- Opening Delimiter -

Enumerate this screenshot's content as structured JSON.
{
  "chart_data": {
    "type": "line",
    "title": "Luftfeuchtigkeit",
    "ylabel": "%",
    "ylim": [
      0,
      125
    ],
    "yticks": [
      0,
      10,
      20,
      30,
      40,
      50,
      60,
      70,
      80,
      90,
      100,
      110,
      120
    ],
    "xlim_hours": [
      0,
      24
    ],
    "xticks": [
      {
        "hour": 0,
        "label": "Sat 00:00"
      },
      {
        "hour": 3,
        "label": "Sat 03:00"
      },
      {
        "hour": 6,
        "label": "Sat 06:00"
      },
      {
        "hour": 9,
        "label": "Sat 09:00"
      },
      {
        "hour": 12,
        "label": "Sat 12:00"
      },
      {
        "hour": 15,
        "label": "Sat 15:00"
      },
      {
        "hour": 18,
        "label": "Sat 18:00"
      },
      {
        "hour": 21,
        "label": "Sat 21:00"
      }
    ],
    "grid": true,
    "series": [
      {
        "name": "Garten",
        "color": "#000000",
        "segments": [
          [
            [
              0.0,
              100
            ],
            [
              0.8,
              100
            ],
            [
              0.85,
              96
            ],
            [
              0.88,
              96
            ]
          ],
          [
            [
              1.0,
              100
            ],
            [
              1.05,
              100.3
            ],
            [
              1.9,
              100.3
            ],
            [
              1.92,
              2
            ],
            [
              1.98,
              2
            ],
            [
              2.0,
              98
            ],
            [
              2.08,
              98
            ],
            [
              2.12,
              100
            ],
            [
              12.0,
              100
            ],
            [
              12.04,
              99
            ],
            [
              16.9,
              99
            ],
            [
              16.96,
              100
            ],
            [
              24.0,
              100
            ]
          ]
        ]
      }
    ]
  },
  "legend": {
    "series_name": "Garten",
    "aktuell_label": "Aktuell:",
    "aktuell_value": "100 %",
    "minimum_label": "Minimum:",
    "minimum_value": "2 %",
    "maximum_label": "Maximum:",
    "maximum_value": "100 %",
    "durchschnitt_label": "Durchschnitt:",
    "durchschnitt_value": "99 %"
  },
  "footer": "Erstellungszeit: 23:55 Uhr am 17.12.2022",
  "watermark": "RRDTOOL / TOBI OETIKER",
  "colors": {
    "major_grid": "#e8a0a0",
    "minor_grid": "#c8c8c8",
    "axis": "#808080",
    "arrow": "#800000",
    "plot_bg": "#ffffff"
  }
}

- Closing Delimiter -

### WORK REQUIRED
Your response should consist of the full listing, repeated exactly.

### RESULT
Enumerate this screenshot's content as structured JSON.
{
  "chart_data": {
    "type": "line",
    "title": "Luftfeuchtigkeit",
    "ylabel": "%",
    "ylim": [
      0,
      125
    ],
    "yticks": [
      0,
      10,
      20,
      30,
      40,
      50,
      60,
      70,
      80,
      90,
      100,
      110,
      120
    ],
    "xlim_hours": [
      0,
      24
    ],
    "xticks": [
      {
        "hour": 0,
        "label": "Sat 00:00"
      },
      {
        "hour": 3,
        "label": "Sat 03:00"
      },
      {
        "hour": 6,
        "label": "Sat 06:00"
      },
      {
        "hour": 9,
        "label": "Sat 09:00"
      },
      {
        "hour": 12,
        "label": "Sat 12:00"
      },
      {
        "hour": 15,
        "label": "Sat 15:00"
      },
      {
        "hour": 18,
        "label": "Sat 18:00"
      },
      {
        "hour": 21,
        "label": "Sat 21:00"
      }
    ],
    "grid": true,
    "series": [
      {
        "name": "Garten",
        "color": "#000000",
        "segments": [
          [
            [
              0.0,
              100
            ],
            [
              0.8,
              100
            ],
            [
              0.85,
              96
            ],
            [
              0.88,
              96
            ]
          ],
          [
            [
              1.0,
              100
            ],
            [
              1.05,
              100.3
            ],
            [
              1.9,
              100.3
            ],
            [
              1.92,
              2
            ],
            [
              1.98,
              2
            ],
            [
              2.0,
              98
            ],
            [
              2.08,
              98
            ],
            [
              2.12,
              100
            ],
            [
              12.0,
              100
            ],
            [
              12.04,
              99
            ],
            [
              16.9,
              99
            ],
            [
              16.96,
              100
            ],
            [
              24.0,
              100
            ]
          ]
        ]
      }
    ]
  },
  "legend": {
    "series_name": "Garten",
    "aktuell_label": "Aktuell:",
    "aktuell_value": "100 %",
    "minimum_label": "Minimum:",
    "minimum_value": "2 %",
    "maximum_label": "Maximum:",
    "maximum_value": "100 %",
    "durchschnitt_label": "Durchschnitt:",
    "durchschnitt_value": "99 %"
  },
  "footer": "Erstellungszeit: 23:55 Uhr am 17.12.2022",
  "watermark": "RRDTOOL / TOBI OETIKER",
  "colors": {
    "major_grid": "#e8a0a0",
    "minor_grid": "#c8c8c8",
    "axis": "#808080",
    "arrow": "#800000",
    "plot_bg": "#ffffff"
  }
}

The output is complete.